In summary, people with learning disabilities are at increased risk of early avoidable mortality than the general population with over a quarter dying before the age of 50 years of age. Only around a quarter of adults with learning disabilities are identified in GP learning disability registers and are known to specialist learning disability services. People with learning disabilities are likely to be at risk from the determinants of health inequalities including people with mild learning disabilities and are at increased risk, with many health problems compared to the general population, for example, many people have several conditions and some people have behaviour that challenges (which may or may not be linked to an identifiable health problem), but will require extra support to be able to access local services. People often have limited access to health information because access to health care can be compromised by communication difficulties, limited understanding of learning disability, lack of support, poor understanding of mental capacity and lack of reasonable adjustments by health services

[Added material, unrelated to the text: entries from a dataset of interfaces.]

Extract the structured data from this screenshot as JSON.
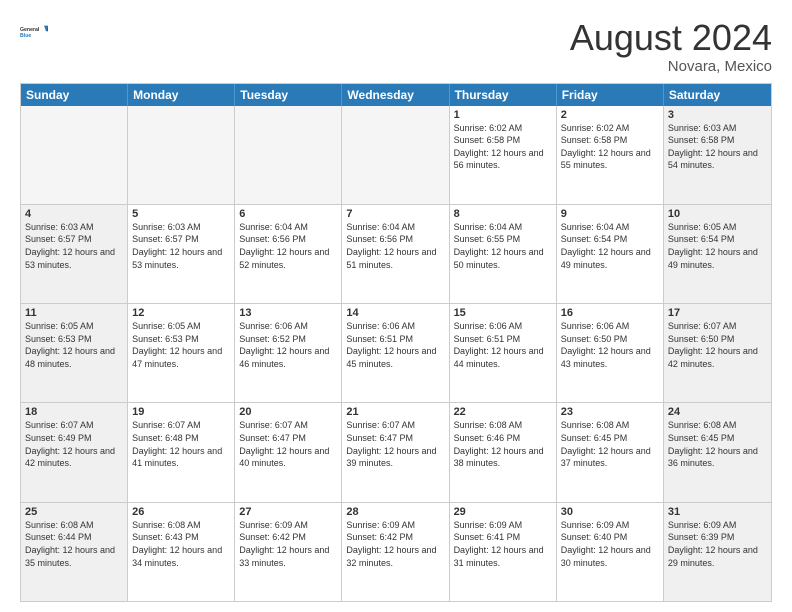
{
  "header": {
    "logo_line1": "General",
    "logo_line2": "Blue",
    "main_title": "August 2024",
    "subtitle": "Novara, Mexico"
  },
  "calendar": {
    "day_headers": [
      "Sunday",
      "Monday",
      "Tuesday",
      "Wednesday",
      "Thursday",
      "Friday",
      "Saturday"
    ],
    "rows": [
      [
        {
          "day": "",
          "empty": true
        },
        {
          "day": "",
          "empty": true
        },
        {
          "day": "",
          "empty": true
        },
        {
          "day": "",
          "empty": true
        },
        {
          "day": "1",
          "sunrise": "6:02 AM",
          "sunset": "6:58 PM",
          "daylight": "12 hours and 56 minutes."
        },
        {
          "day": "2",
          "sunrise": "6:02 AM",
          "sunset": "6:58 PM",
          "daylight": "12 hours and 55 minutes."
        },
        {
          "day": "3",
          "sunrise": "6:03 AM",
          "sunset": "6:58 PM",
          "daylight": "12 hours and 54 minutes."
        }
      ],
      [
        {
          "day": "4",
          "sunrise": "6:03 AM",
          "sunset": "6:57 PM",
          "daylight": "12 hours and 53 minutes."
        },
        {
          "day": "5",
          "sunrise": "6:03 AM",
          "sunset": "6:57 PM",
          "daylight": "12 hours and 53 minutes."
        },
        {
          "day": "6",
          "sunrise": "6:04 AM",
          "sunset": "6:56 PM",
          "daylight": "12 hours and 52 minutes."
        },
        {
          "day": "7",
          "sunrise": "6:04 AM",
          "sunset": "6:56 PM",
          "daylight": "12 hours and 51 minutes."
        },
        {
          "day": "8",
          "sunrise": "6:04 AM",
          "sunset": "6:55 PM",
          "daylight": "12 hours and 50 minutes."
        },
        {
          "day": "9",
          "sunrise": "6:04 AM",
          "sunset": "6:54 PM",
          "daylight": "12 hours and 49 minutes."
        },
        {
          "day": "10",
          "sunrise": "6:05 AM",
          "sunset": "6:54 PM",
          "daylight": "12 hours and 49 minutes."
        }
      ],
      [
        {
          "day": "11",
          "sunrise": "6:05 AM",
          "sunset": "6:53 PM",
          "daylight": "12 hours and 48 minutes."
        },
        {
          "day": "12",
          "sunrise": "6:05 AM",
          "sunset": "6:53 PM",
          "daylight": "12 hours and 47 minutes."
        },
        {
          "day": "13",
          "sunrise": "6:06 AM",
          "sunset": "6:52 PM",
          "daylight": "12 hours and 46 minutes."
        },
        {
          "day": "14",
          "sunrise": "6:06 AM",
          "sunset": "6:51 PM",
          "daylight": "12 hours and 45 minutes."
        },
        {
          "day": "15",
          "sunrise": "6:06 AM",
          "sunset": "6:51 PM",
          "daylight": "12 hours and 44 minutes."
        },
        {
          "day": "16",
          "sunrise": "6:06 AM",
          "sunset": "6:50 PM",
          "daylight": "12 hours and 43 minutes."
        },
        {
          "day": "17",
          "sunrise": "6:07 AM",
          "sunset": "6:50 PM",
          "daylight": "12 hours and 42 minutes."
        }
      ],
      [
        {
          "day": "18",
          "sunrise": "6:07 AM",
          "sunset": "6:49 PM",
          "daylight": "12 hours and 42 minutes."
        },
        {
          "day": "19",
          "sunrise": "6:07 AM",
          "sunset": "6:48 PM",
          "daylight": "12 hours and 41 minutes."
        },
        {
          "day": "20",
          "sunrise": "6:07 AM",
          "sunset": "6:47 PM",
          "daylight": "12 hours and 40 minutes."
        },
        {
          "day": "21",
          "sunrise": "6:07 AM",
          "sunset": "6:47 PM",
          "daylight": "12 hours and 39 minutes."
        },
        {
          "day": "22",
          "sunrise": "6:08 AM",
          "sunset": "6:46 PM",
          "daylight": "12 hours and 38 minutes."
        },
        {
          "day": "23",
          "sunrise": "6:08 AM",
          "sunset": "6:45 PM",
          "daylight": "12 hours and 37 minutes."
        },
        {
          "day": "24",
          "sunrise": "6:08 AM",
          "sunset": "6:45 PM",
          "daylight": "12 hours and 36 minutes."
        }
      ],
      [
        {
          "day": "25",
          "sunrise": "6:08 AM",
          "sunset": "6:44 PM",
          "daylight": "12 hours and 35 minutes."
        },
        {
          "day": "26",
          "sunrise": "6:08 AM",
          "sunset": "6:43 PM",
          "daylight": "12 hours and 34 minutes."
        },
        {
          "day": "27",
          "sunrise": "6:09 AM",
          "sunset": "6:42 PM",
          "daylight": "12 hours and 33 minutes."
        },
        {
          "day": "28",
          "sunrise": "6:09 AM",
          "sunset": "6:42 PM",
          "daylight": "12 hours and 32 minutes."
        },
        {
          "day": "29",
          "sunrise": "6:09 AM",
          "sunset": "6:41 PM",
          "daylight": "12 hours and 31 minutes."
        },
        {
          "day": "30",
          "sunrise": "6:09 AM",
          "sunset": "6:40 PM",
          "daylight": "12 hours and 30 minutes."
        },
        {
          "day": "31",
          "sunrise": "6:09 AM",
          "sunset": "6:39 PM",
          "daylight": "12 hours and 29 minutes."
        }
      ]
    ]
  }
}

It is important when seeking to understand the needs of the person, that family carers are contacted as it is often they are the people who know the person best, they will hold detailed knowledge about a person’s health and how this affects the person’s life, successful ways of communicating with and supporting the person and what he or she will or will not accept. It is likely that this will be documented within a Hospital or Patient Passport. Ask to see this as this will guide you on understanding the person and of the reasonable adjustments required for the person
Community learning disability teams (including health professionals and social workers) often have good knowledge about the health and lives of the people with learning disabilities who are known to them. However, many people with learning disabilities are not known to specialist services. People with learning disabilities who attend hospital appointments regularly may have a ‘hospital passport’ that captures vital information about them and their needs and preferences.
Pauline Watts, Lead Nurse for Learning Disabilities, Public Health England
Visit the All Our Health topic on Learning Disability to further understand how you can support people with learning disability by embedding prevention, protection and promotion into your practice